Jim Thompson: Oh, sure, yeah.

Tim Sale: So that was kind of a trope, that he would do. So doing the reverse image, I’d done so much stuff working on CatWoman and I do that print, that art for the print, right at the end of my CatWoman run. I was just still in it. I just thought, reverse it. Girello colored that, by the way.

Jim Thompson: It’s beautifully colored. It’s one of my favorite things you ever did. I have it in my living room, I love that piece. I hope you like it-

Tim Sale: Oh, I love it. I have it up, too. I think it works as an illustration. It’s more an illustration than a comic book. I didn’t draw the cat all that well, but we’ll let that go.

Jim Thompson: I can’t say how much fun this has been for me.

Alex Grand: We enjoyed it very much.

Alex Grand: This has been a riveting interview with Tim Sale here at the comic book historian podcast, I am Alex Grand with my co-host Jim Thompson.

Alex Grand: Tim, thank you so much for doing this with us here at WonderCon, this has been a really fun and exciting interview for us.

Tim Sale: Thank you, guys. My pleasure.

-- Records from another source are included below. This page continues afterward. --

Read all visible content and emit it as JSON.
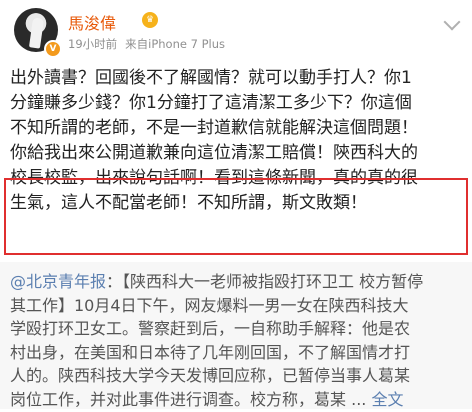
{
  "header": {
    "username": "馬浚偉",
    "time": "19小时前",
    "source": "来自iPhone 7 Plus"
  },
  "post": {
    "lines": [
      "出外讀書？回國後不了解國情？就可以動手打人？你1",
      "分鐘賺多少錢？你1分鐘打了這清潔工多少下？你這個",
      "不知所謂的老師，不是一封道歉信就能解決這個問題！",
      "你給我出來公開道歉兼向這位清潔工賠償！陝西科大的",
      "校長校監，出來說句話啊！看到這條新聞，真的真的很",
      "生氣，這人不配當老師！不知所謂，斯文敗類！"
    ]
  },
  "repost": {
    "mention": "@北京青年报",
    "line1_rest": "：【陕西科大一老师被指殴打环卫工 校方暂停",
    "lines": [
      "其工作】10月4日下午，网友爆料一男一女在陕西科技大",
      "学殴打环卫女工。警察赶到后，一自称助手解释：他是农",
      "村出身，在美国和日本待了几年刚回国，不了解国情才打",
      "人的。陕西科技大学今天发博回应称，已暂停当事人葛某",
      "岗位工作，并对此事件进行调查。校方称，葛某"
    ],
    "ellipsis": " ...",
    "full_text_label": "全文"
  }
}
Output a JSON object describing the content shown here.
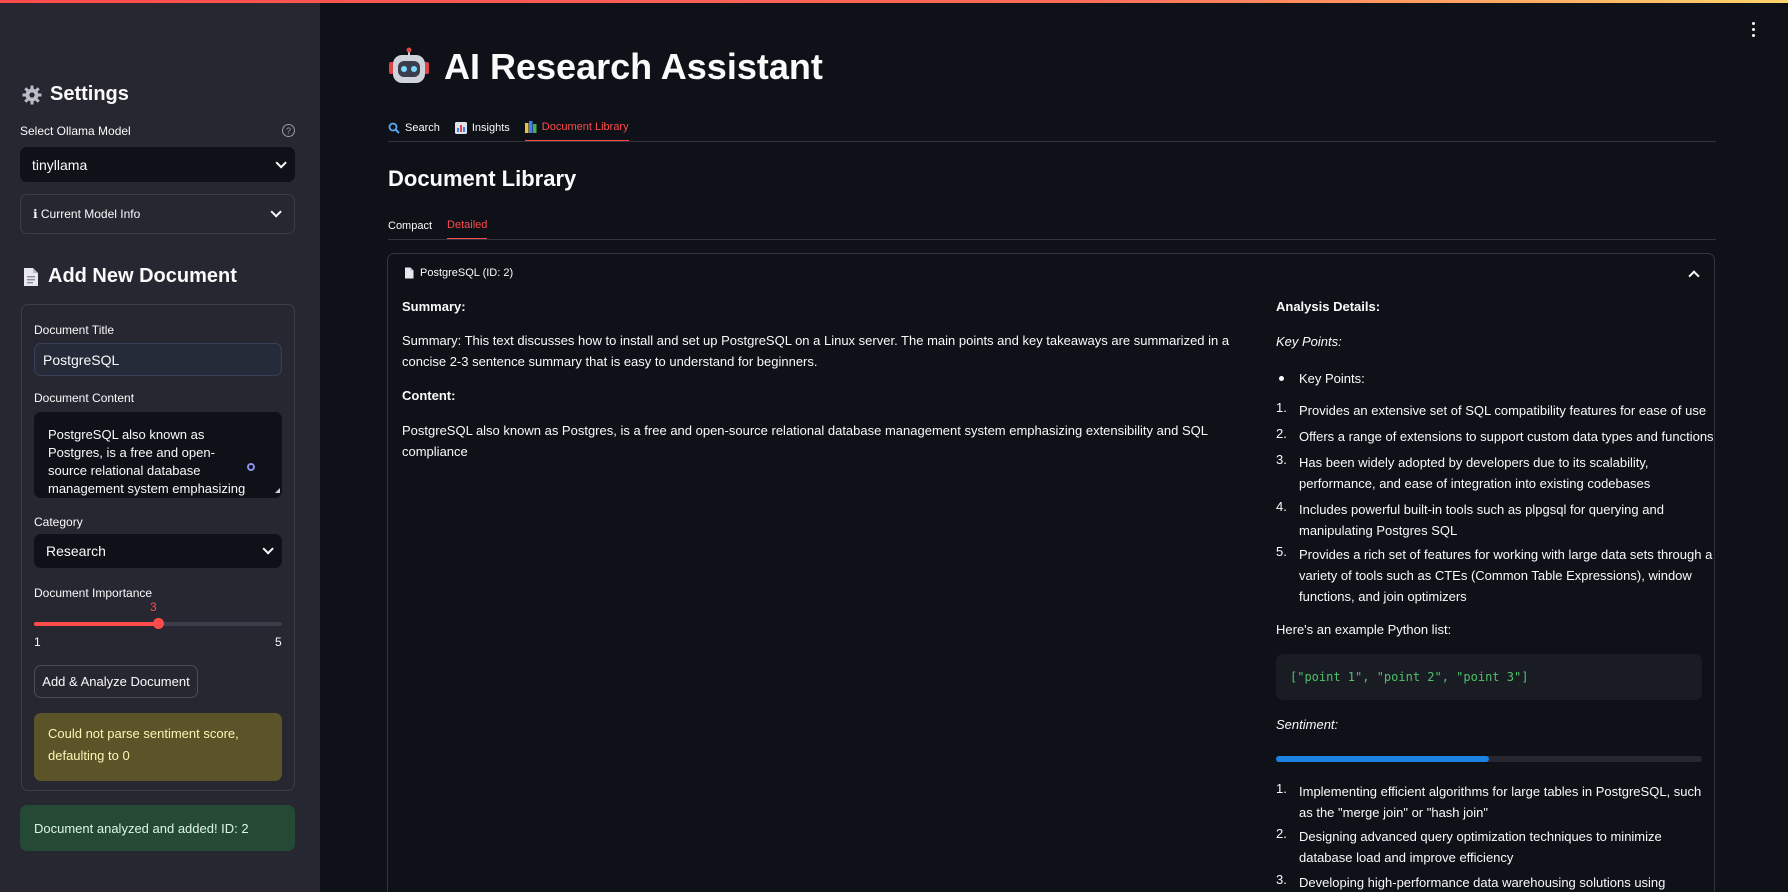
{
  "app": {
    "title": "AI Research Assistant",
    "accent_color": "#ff4b4b"
  },
  "sidebar": {
    "settings_heading": "Settings",
    "model_label": "Select Ollama Model",
    "model_value": "tinyllama",
    "model_info_label": "ℹ Current Model Info",
    "add_heading": "Add New Document",
    "doc_title_label": "Document Title",
    "doc_title_value": "PostgreSQL",
    "doc_content_label": "Document Content",
    "doc_content_value": "PostgreSQL also known as Postgres, is a free and open-source relational database management system emphasizing extensibility and SQL compliance",
    "category_label": "Category",
    "category_value": "Research",
    "importance_label": "Document Importance",
    "importance_value": "3",
    "importance_min": "1",
    "importance_max": "5",
    "importance_fraction": 0.5,
    "add_button": "Add & Analyze Document",
    "warning": "Could not parse sentiment score, defaulting to 0",
    "success": "Document analyzed and added! ID: 2"
  },
  "main": {
    "tabs": [
      {
        "label": "Search",
        "icon": "magnifier-icon"
      },
      {
        "label": "Insights",
        "icon": "bar-chart-icon"
      },
      {
        "label": "Document Library",
        "icon": "books-icon"
      }
    ],
    "section_title": "Document Library",
    "subtabs": [
      "Compact",
      "Detailed"
    ],
    "document": {
      "header": "PostgreSQL (ID: 2)",
      "summary_label": "Summary:",
      "summary_text": "Summary: This text discusses how to install and set up PostgreSQL on a Linux server. The main points and key takeaways are summarized in a concise 2-3 sentence summary that is easy to understand for beginners.",
      "content_label": "Content:",
      "content_text": "PostgreSQL also known as Postgres, is a free and open-source relational database management system emphasizing extensibility and SQL compliance",
      "analysis_label": "Analysis Details:",
      "key_points_label": "Key Points:",
      "key_points_bullet": "Key Points:",
      "key_points": [
        "Provides an extensive set of SQL compatibility features for ease of use",
        "Offers a range of extensions to support custom data types and functions",
        "Has been widely adopted by developers due to its scalability, performance, and ease of integration into existing codebases",
        "Includes powerful built-in tools such as plpgsql for querying and manipulating Postgres SQL",
        "Provides a rich set of features for working with large data sets through a variety of tools such as CTEs (Common Table Expressions), window functions, and join optimizers"
      ],
      "example_intro": "Here's an example Python list:",
      "code": "[\"point 1\", \"point 2\", \"point 3\"]",
      "sentiment_label": "Sentiment:",
      "sentiment_fraction": 0.5,
      "sentiment_items": [
        "Implementing efficient algorithms for large tables in PostgreSQL, such as the \"merge join\" or \"hash join\"",
        "Designing advanced query optimization techniques to minimize database load and improve efficiency",
        "Developing high-performance data warehousing solutions using"
      ]
    }
  }
}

Jim Thompson: I’ve listened to a bunch of yours, I’m very happy for this one.

Tim Sale: Hahaha. Good.

Alex Grand: Cheers, everybody.

Join us for more discussion at our Facebook group

check out our CBH documentary videos on our CBH Youtube Channel

get some historic comic book shirts, pillows, etc at CBH Merchandise

check out our CBH Podcast available on Apple Podcasts, Google PlayerFM and Stitcher.

Photos and images ©Their Respective Copyright holders, Batman ©DC Comics, Superman ©DC Comics

Use of images are not intended to infringe on copyright, but merely used for academic purpose.

Interview © 2021 Comic Book Historians

Advertisement

Listen and Subscribe to the Podcast...

©